Córdoba Monumental

Haunting Andalusian music…. spectacular models…Muslim philosophers such as Averroes, Jewish scholars such as Maimónides, Christian monarchs such as Alfonso X of Castile usher us into the Al-Andalus Museum – a chronological tribute to all three cultures. Situated in the well-known Calahorra Tower, this place serves as an introduction to learn a little more about the voices of knowledge linked to three very different religions and societies whose legacy shapes the personality of present day Cordoba. The fragrance given off by the Patio of Oranges leads us to one of Andalusía’s most striking images. The mezquita or Mosque opens its doors to leave those who enter open-mouthed. Work began on the structure in 785 but the building itself has been transformed over the course of the centuries. It features 856 columns in Roman, Greek and Visigoth styles. In a space that occupies some 24,000 m2. Another marvel to behold are the inscriptions in gold from the Koran and the beautiful Byzantine mosaics. It took a total of four years to painstakingly place each element piece by piece in each one of these masterpieces. Today, the mosque has been converted into a cathedral. This building was admired by many - including Alfonso X of Castile. When he saw the mosque in 1260, he requested that his corpse should be laid to rest at this place of truly outstanding beauty. Just a few metres away are the gardens of the Palace of the Christian Kings, ancient allotments where vegetables were grown to feed the soldiers who lived nearby. Here stood an ancient fortress, the headquarters of the Holy Inquisition, the royal residence of the Catholic Kings and even at one point, a prison. Today we can still make out a few inscriptions of the prisoners who were once locked up here. Part of the Alcázar, are the Califales Baths, proof of the grand wealth of the Umayyad Caliphate, of which Cordoba was the capital of Al Andalus. This was a meeting place and an area to relax and unwind reserved exclusively for the caliph and his high level guests.

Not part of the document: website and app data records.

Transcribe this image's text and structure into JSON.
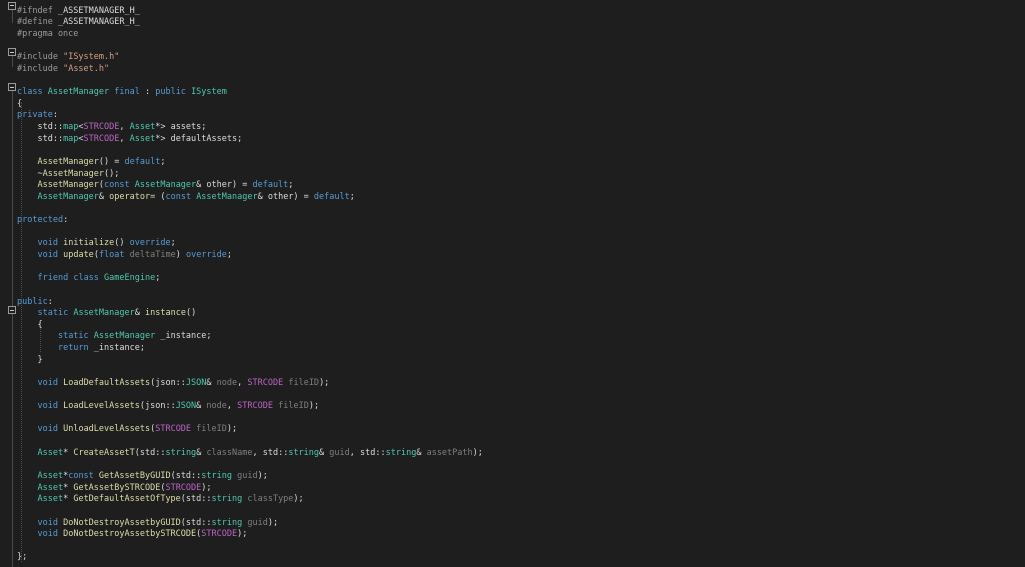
{
  "editor": {
    "colors": {
      "background": "#1e1e1e",
      "keyword": "#569cd6",
      "type": "#4ec9b0",
      "function": "#dcdcaa",
      "string": "#d69d85",
      "preprocessor": "#9b9b9b",
      "parameter": "#7f7f7f",
      "plain": "#dcdcdc"
    },
    "fold_markers": [
      "preprocessor-block-1",
      "preprocessor-block-2",
      "class-block",
      "method-block"
    ],
    "lines": [
      [
        [
          "pre",
          "#ifndef"
        ],
        [
          "pl",
          " _ASSETMANAGER_H_"
        ]
      ],
      [
        [
          "pre",
          "#define"
        ],
        [
          "pl",
          " _ASSETMANAGER_H_"
        ]
      ],
      [
        [
          "pre",
          "#pragma once"
        ]
      ],
      [],
      [
        [
          "pre",
          "#include"
        ],
        [
          "pl",
          " "
        ],
        [
          "str",
          "\"ISystem.h\""
        ]
      ],
      [
        [
          "pre",
          "#include"
        ],
        [
          "pl",
          " "
        ],
        [
          "str",
          "\"Asset.h\""
        ]
      ],
      [],
      [
        [
          "kw",
          "class"
        ],
        [
          "pl",
          " "
        ],
        [
          "ty",
          "AssetManager"
        ],
        [
          "pl",
          " "
        ],
        [
          "kw",
          "final"
        ],
        [
          "pl",
          " : "
        ],
        [
          "kw",
          "public"
        ],
        [
          "pl",
          " "
        ],
        [
          "ty",
          "ISystem"
        ]
      ],
      [
        [
          "pl",
          "{"
        ]
      ],
      [
        [
          "kw",
          "private"
        ],
        [
          "pl",
          ":"
        ]
      ],
      [
        [
          "pl",
          "    std::"
        ],
        [
          "ty",
          "map"
        ],
        [
          "pl",
          "<"
        ],
        [
          "mac",
          "STRCODE"
        ],
        [
          "pl",
          ", "
        ],
        [
          "ty",
          "Asset"
        ],
        [
          "pl",
          "*> assets;"
        ]
      ],
      [
        [
          "pl",
          "    std::"
        ],
        [
          "ty",
          "map"
        ],
        [
          "pl",
          "<"
        ],
        [
          "mac",
          "STRCODE"
        ],
        [
          "pl",
          ", "
        ],
        [
          "ty",
          "Asset"
        ],
        [
          "pl",
          "*> defaultAssets;"
        ]
      ],
      [],
      [
        [
          "pl",
          "    "
        ],
        [
          "fn",
          "AssetManager"
        ],
        [
          "pl",
          "() = "
        ],
        [
          "kw",
          "default"
        ],
        [
          "pl",
          ";"
        ]
      ],
      [
        [
          "pl",
          "    ~"
        ],
        [
          "fn",
          "AssetManager"
        ],
        [
          "pl",
          "();"
        ]
      ],
      [
        [
          "pl",
          "    "
        ],
        [
          "fn",
          "AssetManager"
        ],
        [
          "pl",
          "("
        ],
        [
          "kw",
          "const"
        ],
        [
          "pl",
          " "
        ],
        [
          "ty",
          "AssetManager"
        ],
        [
          "pl",
          "& other) = "
        ],
        [
          "kw",
          "default"
        ],
        [
          "pl",
          ";"
        ]
      ],
      [
        [
          "pl",
          "    "
        ],
        [
          "ty",
          "AssetManager"
        ],
        [
          "pl",
          "& "
        ],
        [
          "fn",
          "operator="
        ],
        [
          "pl",
          " ("
        ],
        [
          "kw",
          "const"
        ],
        [
          "pl",
          " "
        ],
        [
          "ty",
          "AssetManager"
        ],
        [
          "pl",
          "& other) = "
        ],
        [
          "kw",
          "default"
        ],
        [
          "pl",
          ";"
        ]
      ],
      [],
      [
        [
          "kw",
          "protected"
        ],
        [
          "pl",
          ":"
        ]
      ],
      [],
      [
        [
          "pl",
          "    "
        ],
        [
          "kw",
          "void"
        ],
        [
          "pl",
          " "
        ],
        [
          "fn",
          "initialize"
        ],
        [
          "pl",
          "() "
        ],
        [
          "kw",
          "override"
        ],
        [
          "pl",
          ";"
        ]
      ],
      [
        [
          "pl",
          "    "
        ],
        [
          "kw",
          "void"
        ],
        [
          "pl",
          " "
        ],
        [
          "fn",
          "update"
        ],
        [
          "pl",
          "("
        ],
        [
          "kw",
          "float"
        ],
        [
          "pl",
          " "
        ],
        [
          "par",
          "deltaTime"
        ],
        [
          "pl",
          ") "
        ],
        [
          "kw",
          "override"
        ],
        [
          "pl",
          ";"
        ]
      ],
      [],
      [
        [
          "pl",
          "    "
        ],
        [
          "kw",
          "friend"
        ],
        [
          "pl",
          " "
        ],
        [
          "kw",
          "class"
        ],
        [
          "pl",
          " "
        ],
        [
          "ty",
          "GameEngine"
        ],
        [
          "pl",
          ";"
        ]
      ],
      [],
      [
        [
          "kw",
          "public"
        ],
        [
          "pl",
          ":"
        ]
      ],
      [
        [
          "pl",
          "    "
        ],
        [
          "kw",
          "static"
        ],
        [
          "pl",
          " "
        ],
        [
          "ty",
          "AssetManager"
        ],
        [
          "pl",
          "& "
        ],
        [
          "fn",
          "instance"
        ],
        [
          "pl",
          "()"
        ]
      ],
      [
        [
          "pl",
          "    {"
        ]
      ],
      [
        [
          "pl",
          "        "
        ],
        [
          "kw",
          "static"
        ],
        [
          "pl",
          " "
        ],
        [
          "ty",
          "AssetManager"
        ],
        [
          "pl",
          " "
        ],
        [
          "var",
          "_instance"
        ],
        [
          "pl",
          ";"
        ]
      ],
      [
        [
          "pl",
          "        "
        ],
        [
          "kw",
          "return"
        ],
        [
          "pl",
          " _instance;"
        ]
      ],
      [
        [
          "pl",
          "    }"
        ]
      ],
      [],
      [
        [
          "pl",
          "    "
        ],
        [
          "kw",
          "void"
        ],
        [
          "pl",
          " "
        ],
        [
          "fn",
          "LoadDefaultAssets"
        ],
        [
          "pl",
          "(json::"
        ],
        [
          "ty",
          "JSON"
        ],
        [
          "pl",
          "& "
        ],
        [
          "par",
          "node"
        ],
        [
          "pl",
          ", "
        ],
        [
          "mac",
          "STRCODE"
        ],
        [
          "pl",
          " "
        ],
        [
          "par",
          "fileID"
        ],
        [
          "pl",
          ");"
        ]
      ],
      [],
      [
        [
          "pl",
          "    "
        ],
        [
          "kw",
          "void"
        ],
        [
          "pl",
          " "
        ],
        [
          "fn",
          "LoadLevelAssets"
        ],
        [
          "pl",
          "(json::"
        ],
        [
          "ty",
          "JSON"
        ],
        [
          "pl",
          "& "
        ],
        [
          "par",
          "node"
        ],
        [
          "pl",
          ", "
        ],
        [
          "mac",
          "STRCODE"
        ],
        [
          "pl",
          " "
        ],
        [
          "par",
          "fileID"
        ],
        [
          "pl",
          ");"
        ]
      ],
      [],
      [
        [
          "pl",
          "    "
        ],
        [
          "kw",
          "void"
        ],
        [
          "pl",
          " "
        ],
        [
          "fn",
          "UnloadLevelAssets"
        ],
        [
          "pl",
          "("
        ],
        [
          "mac",
          "STRCODE"
        ],
        [
          "pl",
          " "
        ],
        [
          "par",
          "fileID"
        ],
        [
          "pl",
          ");"
        ]
      ],
      [],
      [
        [
          "pl",
          "    "
        ],
        [
          "ty",
          "Asset"
        ],
        [
          "pl",
          "* "
        ],
        [
          "fn",
          "CreateAssetT"
        ],
        [
          "pl",
          "(std::"
        ],
        [
          "ty",
          "string"
        ],
        [
          "pl",
          "& "
        ],
        [
          "par",
          "className"
        ],
        [
          "pl",
          ", std::"
        ],
        [
          "ty",
          "string"
        ],
        [
          "pl",
          "& "
        ],
        [
          "par",
          "guid"
        ],
        [
          "pl",
          ", std::"
        ],
        [
          "ty",
          "string"
        ],
        [
          "pl",
          "& "
        ],
        [
          "par",
          "assetPath"
        ],
        [
          "pl",
          ");"
        ]
      ],
      [],
      [
        [
          "pl",
          "    "
        ],
        [
          "ty",
          "Asset"
        ],
        [
          "pl",
          "*"
        ],
        [
          "kw",
          "const"
        ],
        [
          "pl",
          " "
        ],
        [
          "fn",
          "GetAssetByGUID"
        ],
        [
          "pl",
          "(std::"
        ],
        [
          "ty",
          "string"
        ],
        [
          "pl",
          " "
        ],
        [
          "par",
          "guid"
        ],
        [
          "pl",
          ");"
        ]
      ],
      [
        [
          "pl",
          "    "
        ],
        [
          "ty",
          "Asset"
        ],
        [
          "pl",
          "* "
        ],
        [
          "fn",
          "GetAssetBySTRCODE"
        ],
        [
          "pl",
          "("
        ],
        [
          "mac",
          "STRCODE"
        ],
        [
          "pl",
          ");"
        ]
      ],
      [
        [
          "pl",
          "    "
        ],
        [
          "ty",
          "Asset"
        ],
        [
          "pl",
          "* "
        ],
        [
          "fn",
          "GetDefaultAssetOfType"
        ],
        [
          "pl",
          "(std::"
        ],
        [
          "ty",
          "string"
        ],
        [
          "pl",
          " "
        ],
        [
          "par",
          "classType"
        ],
        [
          "pl",
          ");"
        ]
      ],
      [],
      [
        [
          "pl",
          "    "
        ],
        [
          "kw",
          "void"
        ],
        [
          "pl",
          " "
        ],
        [
          "fn",
          "DoNotDestroyAssetbyGUID"
        ],
        [
          "pl",
          "(std::"
        ],
        [
          "ty",
          "string"
        ],
        [
          "pl",
          " "
        ],
        [
          "par",
          "guid"
        ],
        [
          "pl",
          ");"
        ]
      ],
      [
        [
          "pl",
          "    "
        ],
        [
          "kw",
          "void"
        ],
        [
          "pl",
          " "
        ],
        [
          "fn",
          "DoNotDestroyAssetbySTRCODE"
        ],
        [
          "pl",
          "("
        ],
        [
          "mac",
          "STRCODE"
        ],
        [
          "pl",
          ");"
        ]
      ],
      [],
      [
        [
          "pl",
          "};"
        ]
      ]
    ]
  }
}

The rest of the mortals were able to attend one of the 600 public baths dotted around the city.

Five kilometres from central Córdoba on the slopes of the Sierra Morena we find the Medina Azahara – an authentic palace city founded by Abd ar-Rahman III in the year 940 as a demonstration of his power. This housed the sovereign residence, his court and administrative department. The Salon Rico reception hall is particularly breathtaking – we can imagine how it looked back at the time with its marble arches, jasper veined marbled, gold and precious stones. This unmissable visit would not be complete without a stop off at the museum. Here we can see how the silver coins were numerically divided – the smallest coin would have been used to purchase the daily shopping. Constructed in mudéjar style, Córdoba’s Synagogue, is evidence of the Hebrew presence in the city. Just a few metres away was the souk and here we can see how the craftsmen of the day went about their labours. Art which centuries later, still remains intact. Small and cosy is how you could describe the Saint Bartólome Chapel, one of the finest examples of mudéjar architecture you could wish to see. Our journey ends with one of the favourite experiences of inhabitants of the city over the centuries. A soothing soak in the hammam steam baths. A place to completely relax and recall all the marvels of this city and its rich and diverse cultures.